A lack of mobility will no longer be an obstacle to getting on a bike for Parkes' elderly community or anyone else after a volunteer group has formed to bring a trishaw to the shire.
A trishaw is a light three-wheeled vehicle with pedals, a type of tricycle designed to carry passengers.
A community committee has formed to raise the finances to purchase a trishaw which will be used to take the residents from local aged care and residential homes on a leisurely ride and, as committee representative Peter Guppy put it, "to get some wind in their hair".
The committee is joining the Cycling Without Age (CWA) movement, a worldwide not-for-profit organisation which originated in Denmark in 2012 that connects people who are no longer able to ride themselves with their community and the outdoors by giving them free rides on trishaws piloted by volunteer cyclists.
The program promotes inclusion and positive interaction between aged residents and community members and their environment.
"It is a 100 per cent volunteer organisation that takes the elderly and less-abled citizens out for free bike rides," Peter said.
"This program has grown rapidly throughout the world and is now represented in 37 countries with more than 1100 chapter locations.
"The elderly often experience a loss of mobility leading to social isolation, loneliness and depression.
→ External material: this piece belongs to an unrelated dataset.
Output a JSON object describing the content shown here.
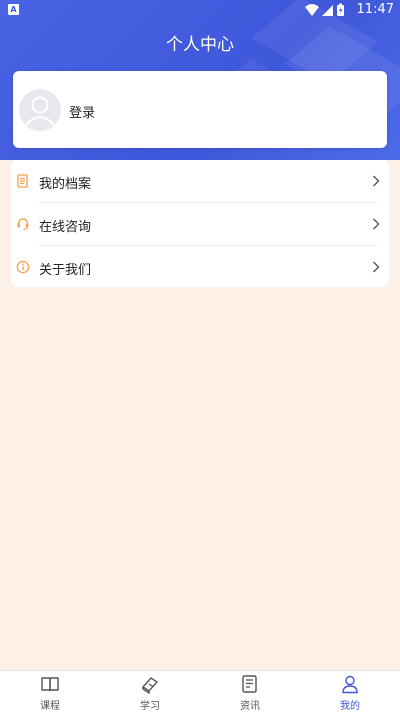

"Cycling Without Age provides the elderly and less-abled with an opportunity to remain an active part of society and to experience life beyond the confines of their residence or nursing home.
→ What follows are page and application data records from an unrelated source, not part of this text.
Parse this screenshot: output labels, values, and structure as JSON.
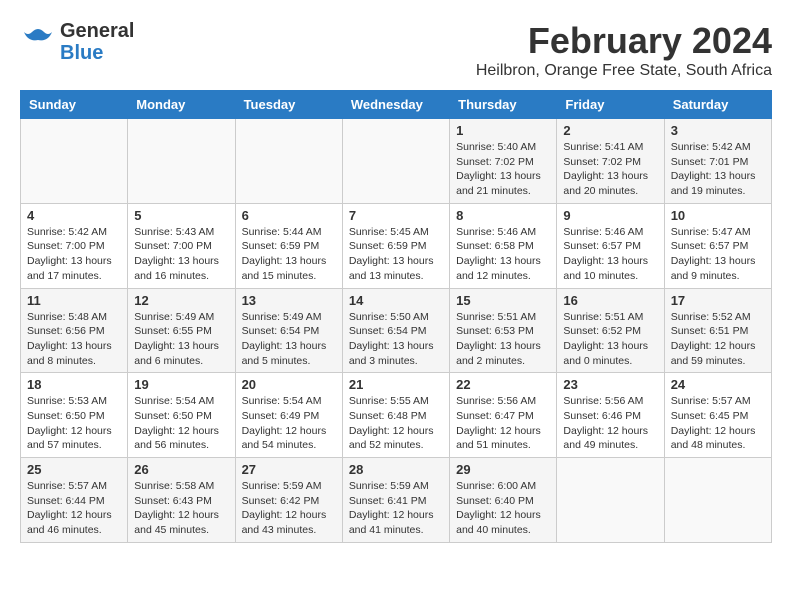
{
  "header": {
    "logo_general": "General",
    "logo_blue": "Blue",
    "month_title": "February 2024",
    "location": "Heilbron, Orange Free State, South Africa"
  },
  "days_of_week": [
    "Sunday",
    "Monday",
    "Tuesday",
    "Wednesday",
    "Thursday",
    "Friday",
    "Saturday"
  ],
  "weeks": [
    [
      {
        "day": "",
        "info": ""
      },
      {
        "day": "",
        "info": ""
      },
      {
        "day": "",
        "info": ""
      },
      {
        "day": "",
        "info": ""
      },
      {
        "day": "1",
        "info": "Sunrise: 5:40 AM\nSunset: 7:02 PM\nDaylight: 13 hours\nand 21 minutes."
      },
      {
        "day": "2",
        "info": "Sunrise: 5:41 AM\nSunset: 7:02 PM\nDaylight: 13 hours\nand 20 minutes."
      },
      {
        "day": "3",
        "info": "Sunrise: 5:42 AM\nSunset: 7:01 PM\nDaylight: 13 hours\nand 19 minutes."
      }
    ],
    [
      {
        "day": "4",
        "info": "Sunrise: 5:42 AM\nSunset: 7:00 PM\nDaylight: 13 hours\nand 17 minutes."
      },
      {
        "day": "5",
        "info": "Sunrise: 5:43 AM\nSunset: 7:00 PM\nDaylight: 13 hours\nand 16 minutes."
      },
      {
        "day": "6",
        "info": "Sunrise: 5:44 AM\nSunset: 6:59 PM\nDaylight: 13 hours\nand 15 minutes."
      },
      {
        "day": "7",
        "info": "Sunrise: 5:45 AM\nSunset: 6:59 PM\nDaylight: 13 hours\nand 13 minutes."
      },
      {
        "day": "8",
        "info": "Sunrise: 5:46 AM\nSunset: 6:58 PM\nDaylight: 13 hours\nand 12 minutes."
      },
      {
        "day": "9",
        "info": "Sunrise: 5:46 AM\nSunset: 6:57 PM\nDaylight: 13 hours\nand 10 minutes."
      },
      {
        "day": "10",
        "info": "Sunrise: 5:47 AM\nSunset: 6:57 PM\nDaylight: 13 hours\nand 9 minutes."
      }
    ],
    [
      {
        "day": "11",
        "info": "Sunrise: 5:48 AM\nSunset: 6:56 PM\nDaylight: 13 hours\nand 8 minutes."
      },
      {
        "day": "12",
        "info": "Sunrise: 5:49 AM\nSunset: 6:55 PM\nDaylight: 13 hours\nand 6 minutes."
      },
      {
        "day": "13",
        "info": "Sunrise: 5:49 AM\nSunset: 6:54 PM\nDaylight: 13 hours\nand 5 minutes."
      },
      {
        "day": "14",
        "info": "Sunrise: 5:50 AM\nSunset: 6:54 PM\nDaylight: 13 hours\nand 3 minutes."
      },
      {
        "day": "15",
        "info": "Sunrise: 5:51 AM\nSunset: 6:53 PM\nDaylight: 13 hours\nand 2 minutes."
      },
      {
        "day": "16",
        "info": "Sunrise: 5:51 AM\nSunset: 6:52 PM\nDaylight: 13 hours\nand 0 minutes."
      },
      {
        "day": "17",
        "info": "Sunrise: 5:52 AM\nSunset: 6:51 PM\nDaylight: 12 hours\nand 59 minutes."
      }
    ],
    [
      {
        "day": "18",
        "info": "Sunrise: 5:53 AM\nSunset: 6:50 PM\nDaylight: 12 hours\nand 57 minutes."
      },
      {
        "day": "19",
        "info": "Sunrise: 5:54 AM\nSunset: 6:50 PM\nDaylight: 12 hours\nand 56 minutes."
      },
      {
        "day": "20",
        "info": "Sunrise: 5:54 AM\nSunset: 6:49 PM\nDaylight: 12 hours\nand 54 minutes."
      },
      {
        "day": "21",
        "info": "Sunrise: 5:55 AM\nSunset: 6:48 PM\nDaylight: 12 hours\nand 52 minutes."
      },
      {
        "day": "22",
        "info": "Sunrise: 5:56 AM\nSunset: 6:47 PM\nDaylight: 12 hours\nand 51 minutes."
      },
      {
        "day": "23",
        "info": "Sunrise: 5:56 AM\nSunset: 6:46 PM\nDaylight: 12 hours\nand 49 minutes."
      },
      {
        "day": "24",
        "info": "Sunrise: 5:57 AM\nSunset: 6:45 PM\nDaylight: 12 hours\nand 48 minutes."
      }
    ],
    [
      {
        "day": "25",
        "info": "Sunrise: 5:57 AM\nSunset: 6:44 PM\nDaylight: 12 hours\nand 46 minutes."
      },
      {
        "day": "26",
        "info": "Sunrise: 5:58 AM\nSunset: 6:43 PM\nDaylight: 12 hours\nand 45 minutes."
      },
      {
        "day": "27",
        "info": "Sunrise: 5:59 AM\nSunset: 6:42 PM\nDaylight: 12 hours\nand 43 minutes."
      },
      {
        "day": "28",
        "info": "Sunrise: 5:59 AM\nSunset: 6:41 PM\nDaylight: 12 hours\nand 41 minutes."
      },
      {
        "day": "29",
        "info": "Sunrise: 6:00 AM\nSunset: 6:40 PM\nDaylight: 12 hours\nand 40 minutes."
      },
      {
        "day": "",
        "info": ""
      },
      {
        "day": "",
        "info": ""
      }
    ]
  ]
}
"The idea of Cycling Without Age is simple and the effects are profound."
There are also plans for the trishaw to visit the neighbouring towns of Forbes and Cowra - on Sunday the Forbes Rotary Club will host a visit from 10am at the Jemalong Residential Village, and a main street demonstration will take place in Cowra on Monday, April 12 from 10am-2pm.